The exhibition, entitled "Half-a-wind show. A retrospective", surveys around 200 objects, films, spatial installations, photographs, drawings and textual pieces from the past 60 years of Ono's career.
It pays particular attention to works from the 1960s and 1970s, featuring groundbreaking works such as the "Instructions for Paintings" first shown in 1961 and 1962 and the performance "Cut Piece" from 1964, in which the audience was invited to cut the clothes from the artist's body with sharp scissors while she sat on the stage.
A number of large-scale installations and recent works are also on display and Ono has also developed a new work -- the installation and performance "Moving Mountains" -- specifically for the Frankfurt exhibition.

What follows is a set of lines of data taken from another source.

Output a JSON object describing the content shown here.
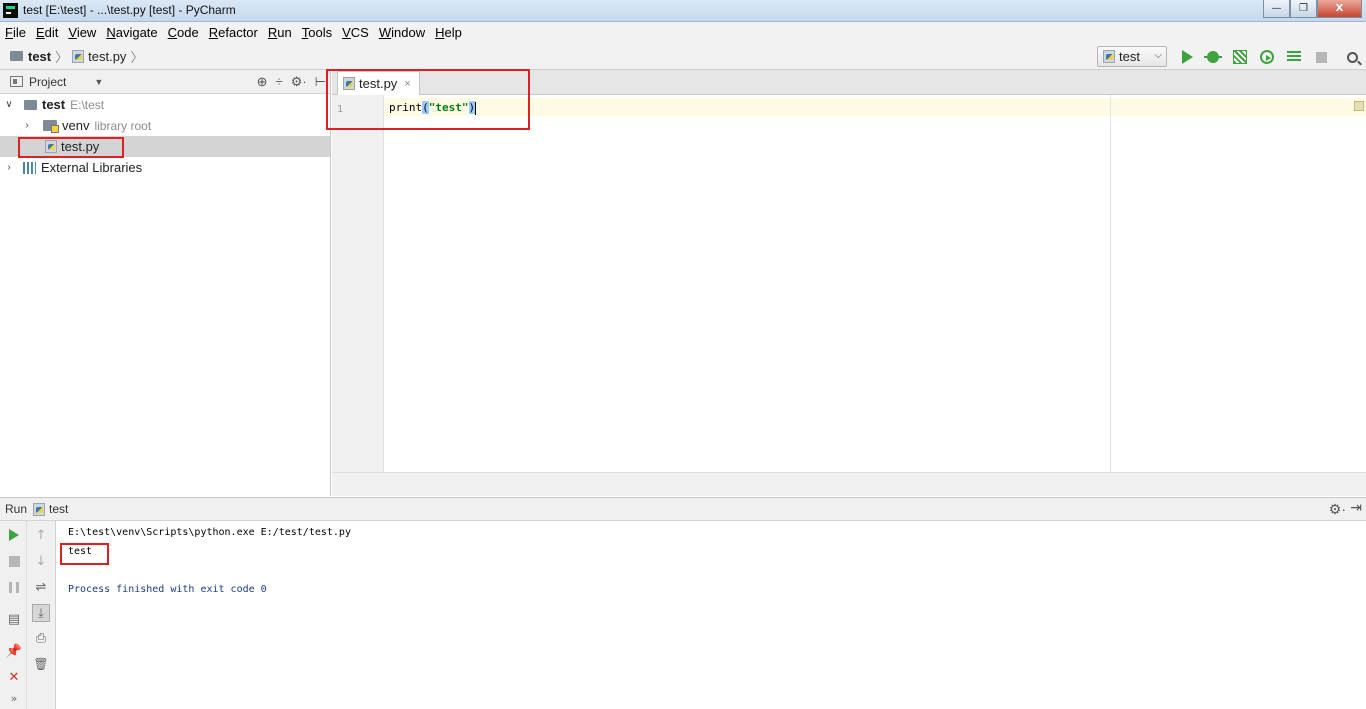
{
  "window": {
    "title": "test [E:\\test] - ...\\test.py [test] - PyCharm",
    "minimize": "—",
    "maximize": "❐",
    "close": "X"
  },
  "menu": [
    {
      "label": "File",
      "u": "F",
      "rest": "ile"
    },
    {
      "label": "Edit",
      "u": "E",
      "rest": "dit"
    },
    {
      "label": "View",
      "u": "V",
      "rest": "iew"
    },
    {
      "label": "Navigate",
      "u": "N",
      "rest": "avigate"
    },
    {
      "label": "Code",
      "u": "C",
      "rest": "ode"
    },
    {
      "label": "Refactor",
      "u": "R",
      "rest": "efactor"
    },
    {
      "label": "Run",
      "u": "R",
      "rest": "un"
    },
    {
      "label": "Tools",
      "u": "T",
      "rest": "ools"
    },
    {
      "label": "VCS",
      "u": "V",
      "rest": "CS"
    },
    {
      "label": "Window",
      "u": "W",
      "rest": "indow"
    },
    {
      "label": "Help",
      "u": "H",
      "rest": "elp"
    }
  ],
  "breadcrumb": {
    "project": "test",
    "file": "test.py",
    "sep": "〉"
  },
  "run_config": {
    "selected": "test",
    "chevron": "⌵"
  },
  "project_panel": {
    "title": "Project",
    "dropdown": "▼",
    "tools": [
      "⊕",
      "÷",
      "⚙·",
      "⊢"
    ],
    "tree": {
      "root_name": "test",
      "root_path": "E:\\test",
      "venv_name": "venv",
      "venv_note": "library root",
      "file_name": "test.py",
      "ext_libs": "External Libraries",
      "collapse_arrow": "∨",
      "expand_arrow": "›"
    }
  },
  "editor": {
    "tab_label": "test.py",
    "tab_close": "×",
    "line_number": "1",
    "code": {
      "fn": "print",
      "open": "(",
      "string": "\"test\"",
      "close": ")"
    }
  },
  "run_panel": {
    "label": "Run",
    "config": "test",
    "gear": "⚙·",
    "minimize": "⇥",
    "console": {
      "command": "E:\\test\\venv\\Scripts\\python.exe E:/test/test.py",
      "output": "test",
      "exit": "Process finished with exit code 0"
    },
    "tool_glyphs": {
      "up": "↑",
      "down": "↓",
      "wrap": "⇌",
      "scroll_end": "⤓",
      "print": "⎙",
      "trash": "🗑",
      "layout": "▤",
      "pin": "📌",
      "close": "✕",
      "more": "»"
    }
  },
  "colors": {
    "highlight": "#e02020",
    "run_green": "#3ea33e",
    "string_green": "#067d17",
    "exit_blue": "#1a3a8c"
  }
}
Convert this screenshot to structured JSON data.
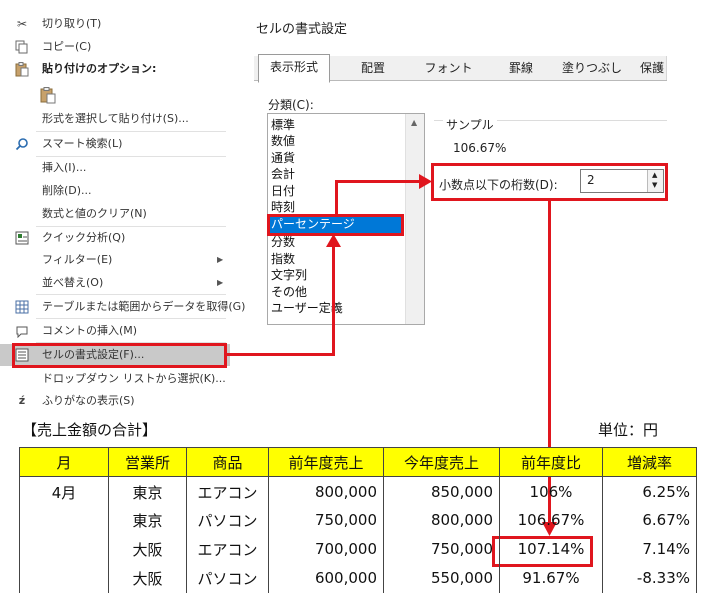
{
  "context_menu": {
    "items": [
      {
        "label": "切り取り(T)",
        "icon": "scissors-icon"
      },
      {
        "label": "コピー(C)",
        "icon": "copy-icon"
      },
      {
        "label": "貼り付けのオプション:",
        "icon": "paste-icon"
      },
      {
        "label": "",
        "icon": "paste-option-icon"
      },
      {
        "label": "形式を選択して貼り付け(S)...",
        "icon": ""
      },
      {
        "label": "スマート検索(L)",
        "icon": "search-icon"
      },
      {
        "label": "挿入(I)...",
        "icon": ""
      },
      {
        "label": "削除(D)...",
        "icon": ""
      },
      {
        "label": "数式と値のクリア(N)",
        "icon": ""
      },
      {
        "label": "クイック分析(Q)",
        "icon": "quick-analysis-icon"
      },
      {
        "label": "フィルター(E)",
        "icon": ""
      },
      {
        "label": "並べ替え(O)",
        "icon": ""
      },
      {
        "label": "テーブルまたは範囲からデータを取得(G)...",
        "icon": "table-icon"
      },
      {
        "label": "コメントの挿入(M)",
        "icon": "comment-icon"
      },
      {
        "label": "セルの書式設定(F)...",
        "icon": "format-cells-icon"
      },
      {
        "label": "ドロップダウン リストから選択(K)...",
        "icon": ""
      },
      {
        "label": "ふりがなの表示(S)",
        "icon": "furigana-icon"
      }
    ]
  },
  "dialog": {
    "title": "セルの書式設定",
    "tabs": [
      "表示形式",
      "配置",
      "フォント",
      "罫線",
      "塗りつぶし",
      "保護"
    ],
    "active_tab": "表示形式",
    "category_label": "分類(C):",
    "categories": [
      "標準",
      "数値",
      "通貨",
      "会計",
      "日付",
      "時刻",
      "パーセンテージ",
      "分数",
      "指数",
      "文字列",
      "その他",
      "ユーザー定義"
    ],
    "selected_category": "パーセンテージ",
    "sample_label": "サンプル",
    "sample_value": "106.67%",
    "decimal_label": "小数点以下の桁数(D):",
    "decimal_value": "2"
  },
  "table": {
    "title": "【売上金額の合計】",
    "unit": "単位：円",
    "headers": [
      "月",
      "営業所",
      "商品",
      "前年度売上",
      "今年度売上",
      "前年度比",
      "増減率"
    ],
    "rows": [
      [
        "4月",
        "東京",
        "エアコン",
        "800,000",
        "850,000",
        "106%",
        "6.25%"
      ],
      [
        "",
        "東京",
        "パソコン",
        "750,000",
        "800,000",
        "106.67%",
        "6.67%"
      ],
      [
        "",
        "大阪",
        "エアコン",
        "700,000",
        "750,000",
        "107.14%",
        "7.14%"
      ],
      [
        "",
        "大阪",
        "パソコン",
        "600,000",
        "550,000",
        "91.67%",
        "-8.33%"
      ]
    ]
  },
  "colors": {
    "highlight_red": "#e0161e",
    "header_yellow": "#ffff00",
    "selection_blue": "#0078d7"
  }
}
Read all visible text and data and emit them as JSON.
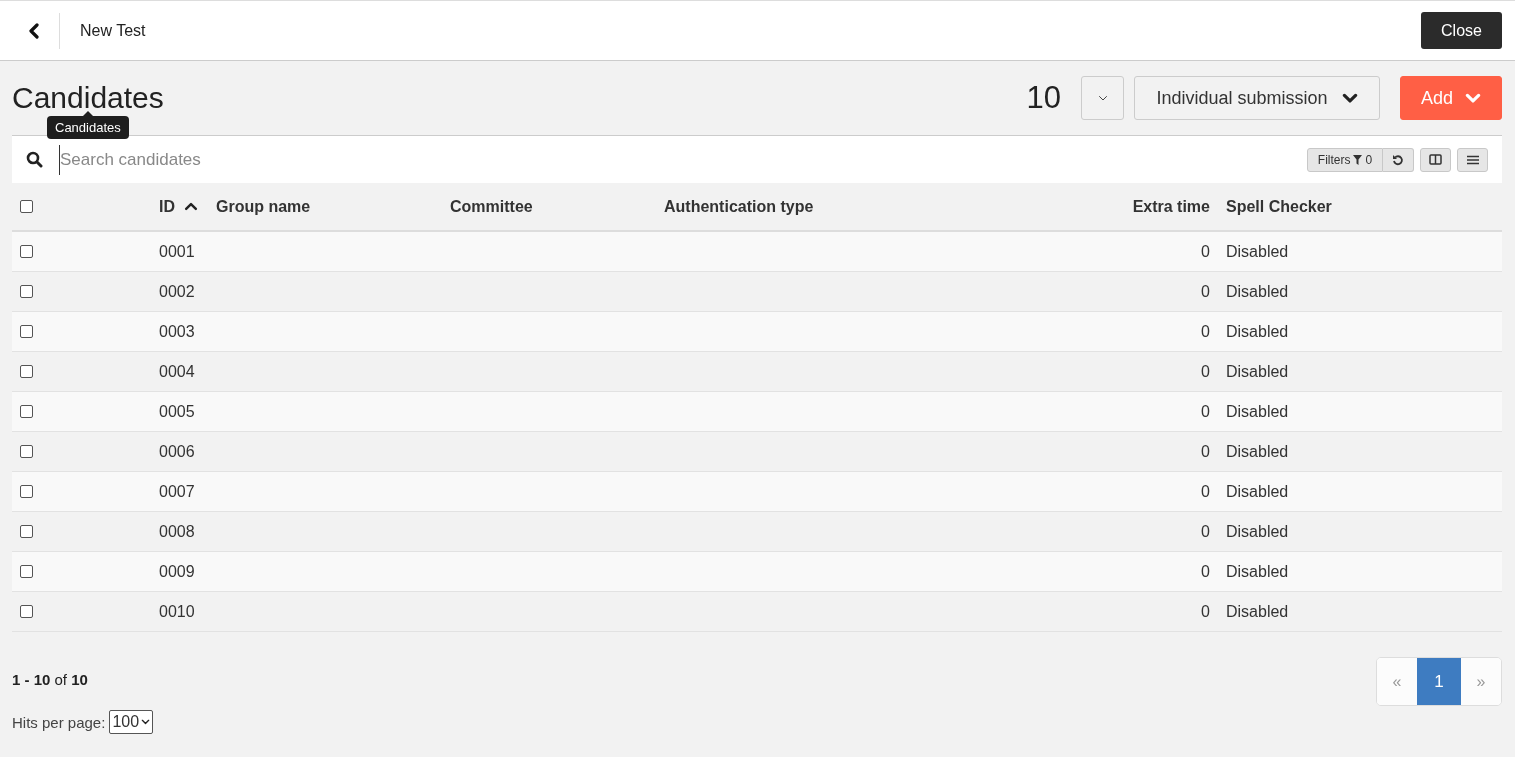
{
  "header": {
    "title": "New Test",
    "close_button": "Close"
  },
  "page_title": "Candidates",
  "tooltip": "Candidates",
  "count": "10",
  "submission_dropdown": "Individual submission",
  "add_button": "Add",
  "search": {
    "placeholder": "Search candidates"
  },
  "filters": {
    "label": "Filters",
    "count": "0"
  },
  "table": {
    "select_all_checked": false,
    "columns": [
      {
        "label": "ID",
        "sorted": true
      },
      {
        "label": "Group name",
        "sorted": false
      },
      {
        "label": "Committee",
        "sorted": false
      },
      {
        "label": "Authentication type",
        "sorted": false
      },
      {
        "label": "Extra time",
        "sorted": false
      },
      {
        "label": "Spell Checker",
        "sorted": false
      }
    ],
    "rows": [
      {
        "checked": false,
        "id": "0001",
        "extra_time": "0",
        "spell_checker": "Disabled"
      },
      {
        "checked": false,
        "id": "0002",
        "extra_time": "0",
        "spell_checker": "Disabled"
      },
      {
        "checked": false,
        "id": "0003",
        "extra_time": "0",
        "spell_checker": "Disabled"
      },
      {
        "checked": false,
        "id": "0004",
        "extra_time": "0",
        "spell_checker": "Disabled"
      },
      {
        "checked": false,
        "id": "0005",
        "extra_time": "0",
        "spell_checker": "Disabled"
      },
      {
        "checked": false,
        "id": "0006",
        "extra_time": "0",
        "spell_checker": "Disabled"
      },
      {
        "checked": false,
        "id": "0007",
        "extra_time": "0",
        "spell_checker": "Disabled"
      },
      {
        "checked": false,
        "id": "0008",
        "extra_time": "0",
        "spell_checker": "Disabled"
      },
      {
        "checked": false,
        "id": "0009",
        "extra_time": "0",
        "spell_checker": "Disabled"
      },
      {
        "checked": false,
        "id": "0010",
        "extra_time": "0",
        "spell_checker": "Disabled"
      }
    ]
  },
  "summary": "**1 - 10** of **10**",
  "hits_per_page": {
    "label": "Hits per page:",
    "value": "100"
  },
  "pagination": {
    "previous": "«",
    "pages": [
      {
        "label": "1",
        "selected": true
      }
    ],
    "next": "»"
  }
}
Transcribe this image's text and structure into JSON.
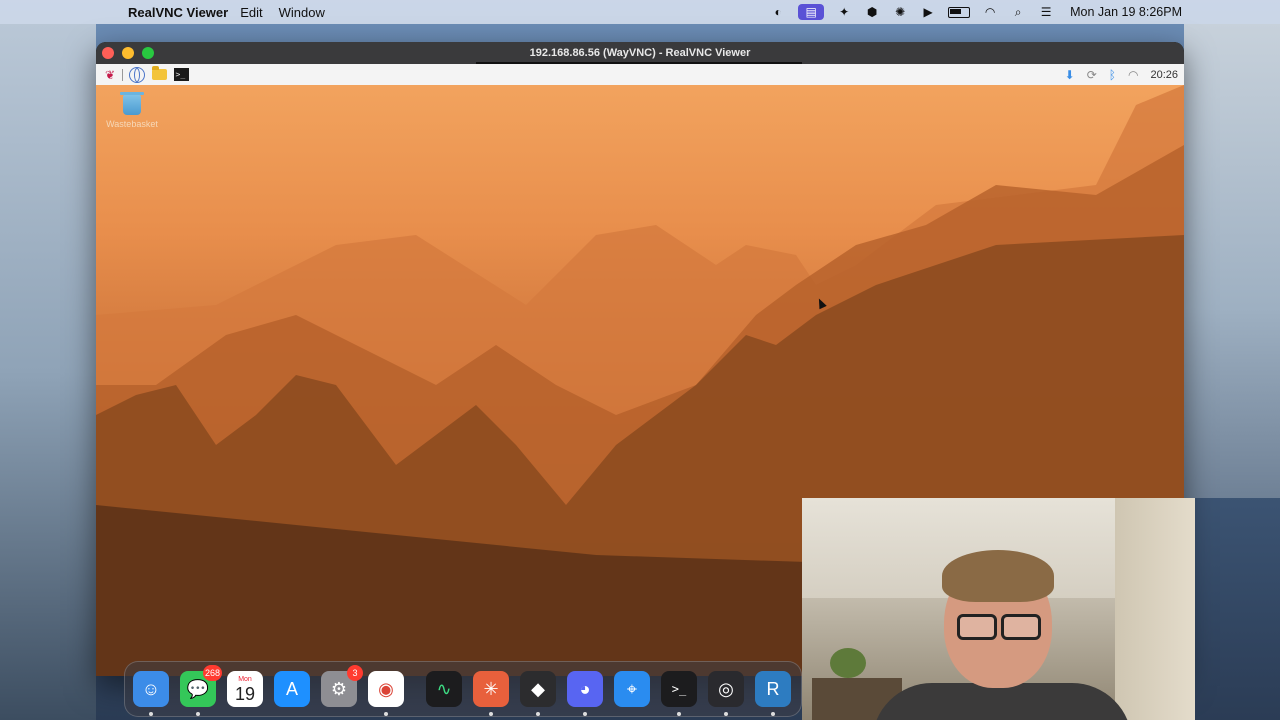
{
  "menubar": {
    "app_name": "RealVNC Viewer",
    "menus": [
      "Edit",
      "Window"
    ],
    "clock": "Mon Jan 19  8:26PM"
  },
  "vnc_window": {
    "title": "192.168.86.56 (WayVNC) - RealVNC Viewer"
  },
  "pi_taskbar": {
    "time": "20:26"
  },
  "pi_desktop": {
    "trash_label": "Wastebasket"
  },
  "dock": {
    "apps": [
      {
        "name": "Finder",
        "icon": "finder-icon",
        "color": "#3c8ce8"
      },
      {
        "name": "Messages",
        "icon": "messages-icon",
        "color": "#34c759",
        "badge": "268"
      },
      {
        "name": "Calendar",
        "icon": "calendar-icon",
        "month": "Mon",
        "day": "19"
      },
      {
        "name": "App Store",
        "icon": "app-store-icon",
        "color": "#1e90ff"
      },
      {
        "name": "System Settings",
        "icon": "settings-icon",
        "color": "#8e8e93",
        "badge": "3"
      },
      {
        "name": "Chrome",
        "icon": "chrome-icon",
        "color": "#ffffff"
      },
      {
        "name": "Activity Monitor",
        "icon": "activity-monitor-icon",
        "color": "#1c1c1e"
      },
      {
        "name": "Claude",
        "icon": "claude-icon",
        "color": "#e8603c"
      },
      {
        "name": "Unknown App",
        "icon": "cube-icon",
        "color": "#2c2c2e"
      },
      {
        "name": "Discord",
        "icon": "discord-icon",
        "color": "#5865f2"
      },
      {
        "name": "Safari",
        "icon": "safari-icon",
        "color": "#2a8cf0"
      },
      {
        "name": "Terminal",
        "icon": "terminal-icon",
        "color": "#1c1c1e"
      },
      {
        "name": "OBS",
        "icon": "obs-icon",
        "color": "#2a2a2e"
      },
      {
        "name": "RealVNC Viewer",
        "icon": "realvnc-icon",
        "color": "#2d7cc1"
      }
    ]
  }
}
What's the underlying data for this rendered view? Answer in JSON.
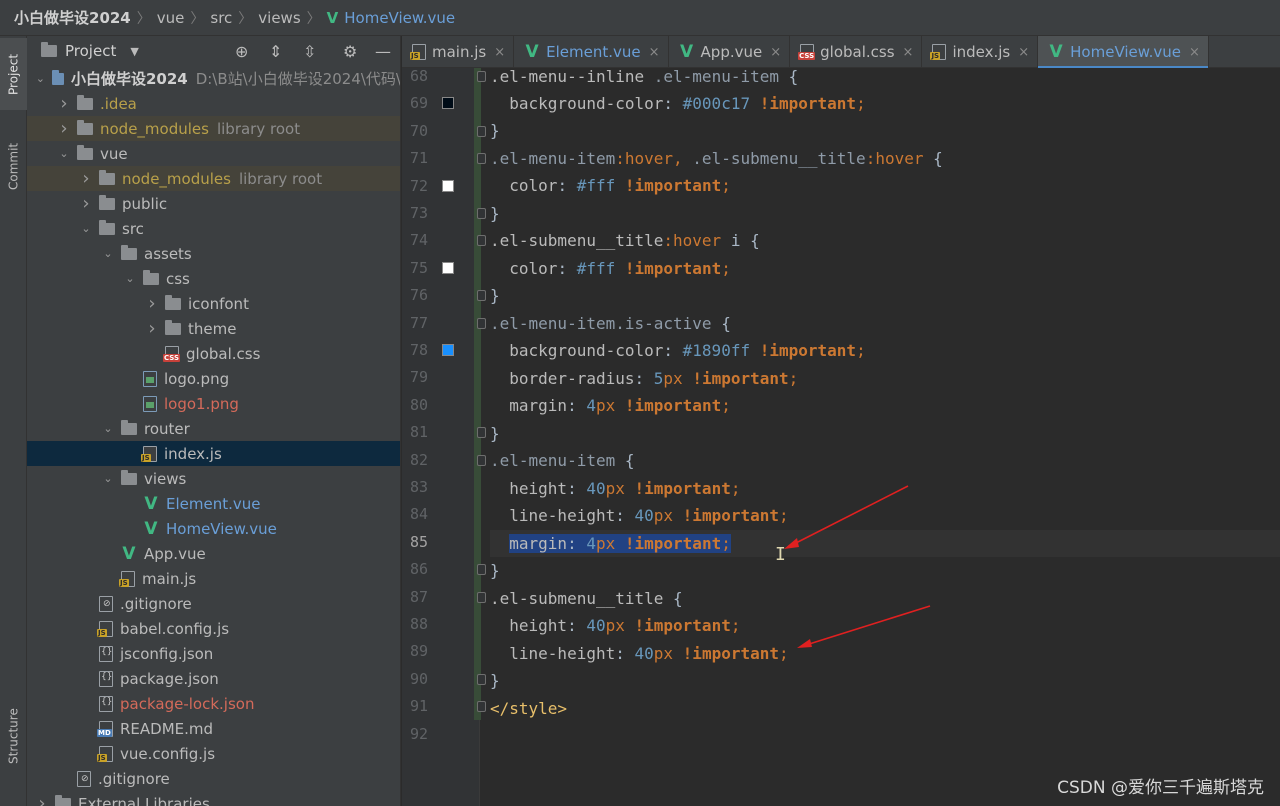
{
  "breadcrumb": {
    "project": "小白做毕设2024",
    "dir1": "vue",
    "dir2": "src",
    "dir3": "views",
    "file": "HomeView.vue"
  },
  "toolstrip": {
    "project": "Project",
    "commit": "Commit",
    "structure": "Structure"
  },
  "panel": {
    "title": "Project"
  },
  "tree": [
    {
      "label": "小白做毕设2024",
      "suffix": "D:\\B站\\小白做毕设2024\\代码\\",
      "kind": "root"
    },
    {
      "label": ".idea",
      "kind": "idea"
    },
    {
      "label": "node_modules",
      "suffix": "library root",
      "kind": "nm"
    },
    {
      "label": "vue",
      "kind": "folder"
    },
    {
      "label": "node_modules",
      "suffix": "library root",
      "kind": "nm"
    },
    {
      "label": "public",
      "kind": "folder"
    },
    {
      "label": "src",
      "kind": "folder"
    },
    {
      "label": "assets",
      "kind": "folder"
    },
    {
      "label": "css",
      "kind": "folder"
    },
    {
      "label": "iconfont",
      "kind": "folder"
    },
    {
      "label": "theme",
      "kind": "folder"
    },
    {
      "label": "global.css",
      "kind": "css"
    },
    {
      "label": "logo.png",
      "kind": "img"
    },
    {
      "label": "logo1.png",
      "kind": "img-red"
    },
    {
      "label": "router",
      "kind": "folder"
    },
    {
      "label": "index.js",
      "kind": "js"
    },
    {
      "label": "views",
      "kind": "folder"
    },
    {
      "label": "Element.vue",
      "kind": "vue"
    },
    {
      "label": "HomeView.vue",
      "kind": "vue"
    },
    {
      "label": "App.vue",
      "kind": "vue-plain"
    },
    {
      "label": "main.js",
      "kind": "js"
    },
    {
      "label": ".gitignore",
      "kind": "git"
    },
    {
      "label": "babel.config.js",
      "kind": "js"
    },
    {
      "label": "jsconfig.json",
      "kind": "json"
    },
    {
      "label": "package.json",
      "kind": "json"
    },
    {
      "label": "package-lock.json",
      "kind": "json-red"
    },
    {
      "label": "README.md",
      "kind": "md"
    },
    {
      "label": "vue.config.js",
      "kind": "js"
    },
    {
      "label": ".gitignore",
      "kind": "git"
    },
    {
      "label": "External Libraries",
      "kind": "ext"
    }
  ],
  "tabs": [
    {
      "label": "main.js",
      "kind": "js"
    },
    {
      "label": "Element.vue",
      "kind": "vue"
    },
    {
      "label": "App.vue",
      "kind": "vue-plain"
    },
    {
      "label": "global.css",
      "kind": "css"
    },
    {
      "label": "index.js",
      "kind": "js"
    },
    {
      "label": "HomeView.vue",
      "kind": "vue"
    }
  ],
  "tab_close": "×",
  "code": {
    "line_numbers": [
      "68",
      "69",
      "70",
      "71",
      "72",
      "73",
      "74",
      "75",
      "76",
      "77",
      "78",
      "79",
      "80",
      "81",
      "82",
      "83",
      "84",
      "85",
      "86",
      "87",
      "88",
      "89",
      "90",
      "91",
      "92"
    ],
    "current_line": "85",
    "colors": {
      "c000c17": "#000c17",
      "cfff": "#ffffff",
      "c1890ff": "#1890ff"
    }
  },
  "watermark": "CSDN @爱你三千遍斯塔克"
}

Curator Ingrid Pfeiffer said Ono's work "often tends toward the immaterial, the substance of which consists to a lesser extent of objects and installations but to a significant degree of ideas and texts. It is not easily presented."
Ono, wearing her trademark sunglasses, told a news conference that Lennon "used to say to me: 'bring me some truth'."
"We artists have the dignity to tell the truth to the people, unlike politicians," she said.
"But we only know half the truth. The other half is invisible. You have to imagine it, you are the creator, you have to participate. You change the world by being yourself."
The exhibition runs in Frankfurt until May 12 after which it will tour to Denmark and Austria and then move to the Guggenheim museum in Bilbao in Spain.